═════ Records shown ═════

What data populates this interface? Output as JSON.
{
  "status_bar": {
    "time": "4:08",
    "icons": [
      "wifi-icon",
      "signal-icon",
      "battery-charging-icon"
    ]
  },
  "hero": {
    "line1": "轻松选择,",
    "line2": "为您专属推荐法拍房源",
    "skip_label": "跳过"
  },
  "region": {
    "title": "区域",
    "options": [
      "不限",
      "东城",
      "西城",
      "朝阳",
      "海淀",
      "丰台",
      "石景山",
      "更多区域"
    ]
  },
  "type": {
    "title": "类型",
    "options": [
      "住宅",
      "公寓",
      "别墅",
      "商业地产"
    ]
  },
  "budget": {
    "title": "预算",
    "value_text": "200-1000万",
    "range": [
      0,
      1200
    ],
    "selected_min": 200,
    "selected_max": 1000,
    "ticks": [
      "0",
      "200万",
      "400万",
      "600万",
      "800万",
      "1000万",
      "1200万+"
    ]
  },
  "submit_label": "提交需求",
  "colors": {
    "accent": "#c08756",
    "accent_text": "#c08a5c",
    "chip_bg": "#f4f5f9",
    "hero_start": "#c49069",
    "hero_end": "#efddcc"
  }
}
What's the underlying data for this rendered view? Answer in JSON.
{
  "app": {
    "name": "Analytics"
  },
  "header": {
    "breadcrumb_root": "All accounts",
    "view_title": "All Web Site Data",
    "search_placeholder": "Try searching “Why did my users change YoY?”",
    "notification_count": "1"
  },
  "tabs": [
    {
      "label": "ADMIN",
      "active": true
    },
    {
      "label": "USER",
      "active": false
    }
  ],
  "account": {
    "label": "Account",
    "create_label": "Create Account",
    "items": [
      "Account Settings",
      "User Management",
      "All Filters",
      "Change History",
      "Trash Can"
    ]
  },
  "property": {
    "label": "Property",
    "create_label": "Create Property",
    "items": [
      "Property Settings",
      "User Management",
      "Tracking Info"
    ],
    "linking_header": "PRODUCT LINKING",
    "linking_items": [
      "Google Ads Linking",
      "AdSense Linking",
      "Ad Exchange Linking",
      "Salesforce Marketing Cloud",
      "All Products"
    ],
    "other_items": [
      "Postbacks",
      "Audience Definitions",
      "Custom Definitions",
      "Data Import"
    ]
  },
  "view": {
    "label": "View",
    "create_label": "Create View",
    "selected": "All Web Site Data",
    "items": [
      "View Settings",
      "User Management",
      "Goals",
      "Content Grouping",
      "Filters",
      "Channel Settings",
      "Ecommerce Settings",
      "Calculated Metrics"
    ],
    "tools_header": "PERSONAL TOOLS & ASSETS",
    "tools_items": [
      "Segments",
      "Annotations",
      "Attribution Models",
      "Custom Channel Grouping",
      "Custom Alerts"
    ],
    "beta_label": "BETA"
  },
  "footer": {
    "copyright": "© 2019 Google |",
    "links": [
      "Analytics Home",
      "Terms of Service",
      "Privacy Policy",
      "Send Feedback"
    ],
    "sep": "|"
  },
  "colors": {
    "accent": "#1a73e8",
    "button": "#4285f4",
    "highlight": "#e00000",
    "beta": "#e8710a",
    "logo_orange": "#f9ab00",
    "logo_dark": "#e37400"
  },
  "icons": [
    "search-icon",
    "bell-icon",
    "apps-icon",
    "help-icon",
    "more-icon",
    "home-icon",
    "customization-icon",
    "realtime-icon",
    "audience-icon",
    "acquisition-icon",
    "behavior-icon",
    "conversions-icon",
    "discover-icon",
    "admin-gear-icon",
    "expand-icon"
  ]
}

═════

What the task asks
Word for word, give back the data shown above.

Answer to the problem
What data populates this interface? Output as JSON.
{
  "status_bar": {
    "time": "4:08",
    "icons": [
      "wifi-icon",
      "signal-icon",
      "battery-charging-icon"
    ]
  },
  "hero": {
    "line1": "轻松选择,",
    "line2": "为您专属推荐法拍房源",
    "skip_label": "跳过"
  },
  "region": {
    "title": "区域",
    "options": [
      "不限",
      "东城",
      "西城",
      "朝阳",
      "海淀",
      "丰台",
      "石景山",
      "更多区域"
    ]
  },
  "type": {
    "title": "类型",
    "options": [
      "住宅",
      "公寓",
      "别墅",
      "商业地产"
    ]
  },
  "budget": {
    "title": "预算",
    "value_text": "200-1000万",
    "range": [
      0,
      1200
    ],
    "selected_min": 200,
    "selected_max": 1000,
    "ticks": [
      "0",
      "200万",
      "400万",
      "600万",
      "800万",
      "1000万",
      "1200万+"
    ]
  },
  "submit_label": "提交需求",
  "colors": {
    "accent": "#c08756",
    "accent_text": "#c08a5c",
    "chip_bg": "#f4f5f9",
    "hero_start": "#c49069",
    "hero_end": "#efddcc"
  }
}
What's the underlying data for this rendered view? Answer in JSON.
{
  "app": {
    "name": "Analytics"
  },
  "header": {
    "breadcrumb_root": "All accounts",
    "view_title": "All Web Site Data",
    "search_placeholder": "Try searching “Why did my users change YoY?”",
    "notification_count": "1"
  },
  "tabs": [
    {
      "label": "ADMIN",
      "active": true
    },
    {
      "label": "USER",
      "active": false
    }
  ],
  "account": {
    "label": "Account",
    "create_label": "Create Account",
    "items": [
      "Account Settings",
      "User Management",
      "All Filters",
      "Change History",
      "Trash Can"
    ]
  },
  "property": {
    "label": "Property",
    "create_label": "Create Property",
    "items": [
      "Property Settings",
      "User Management",
      "Tracking Info"
    ],
    "linking_header": "PRODUCT LINKING",
    "linking_items": [
      "Google Ads Linking",
      "AdSense Linking",
      "Ad Exchange Linking",
      "Salesforce Marketing Cloud",
      "All Products"
    ],
    "other_items": [
      "Postbacks",
      "Audience Definitions",
      "Custom Definitions",
      "Data Import"
    ]
  },
  "view": {
    "label": "View",
    "create_label": "Create View",
    "selected": "All Web Site Data",
    "items": [
      "View Settings",
      "User Management",
      "Goals",
      "Content Grouping",
      "Filters",
      "Channel Settings",
      "Ecommerce Settings",
      "Calculated Metrics"
    ],
    "tools_header": "PERSONAL TOOLS & ASSETS",
    "tools_items": [
      "Segments",
      "Annotations",
      "Attribution Models",
      "Custom Channel Grouping",
      "Custom Alerts"
    ],
    "beta_label": "BETA"
  },
  "footer": {
    "copyright": "© 2019 Google |",
    "links": [
      "Analytics Home",
      "Terms of Service",
      "Privacy Policy",
      "Send Feedback"
    ],
    "sep": "|"
  },
  "colors": {
    "accent": "#1a73e8",
    "button": "#4285f4",
    "highlight": "#e00000",
    "beta": "#e8710a",
    "logo_orange": "#f9ab00",
    "logo_dark": "#e37400"
  },
  "icons": [
    "search-icon",
    "bell-icon",
    "apps-icon",
    "help-icon",
    "more-icon",
    "home-icon",
    "customization-icon",
    "realtime-icon",
    "audience-icon",
    "acquisition-icon",
    "behavior-icon",
    "conversions-icon",
    "discover-icon",
    "admin-gear-icon",
    "expand-icon"
  ]
}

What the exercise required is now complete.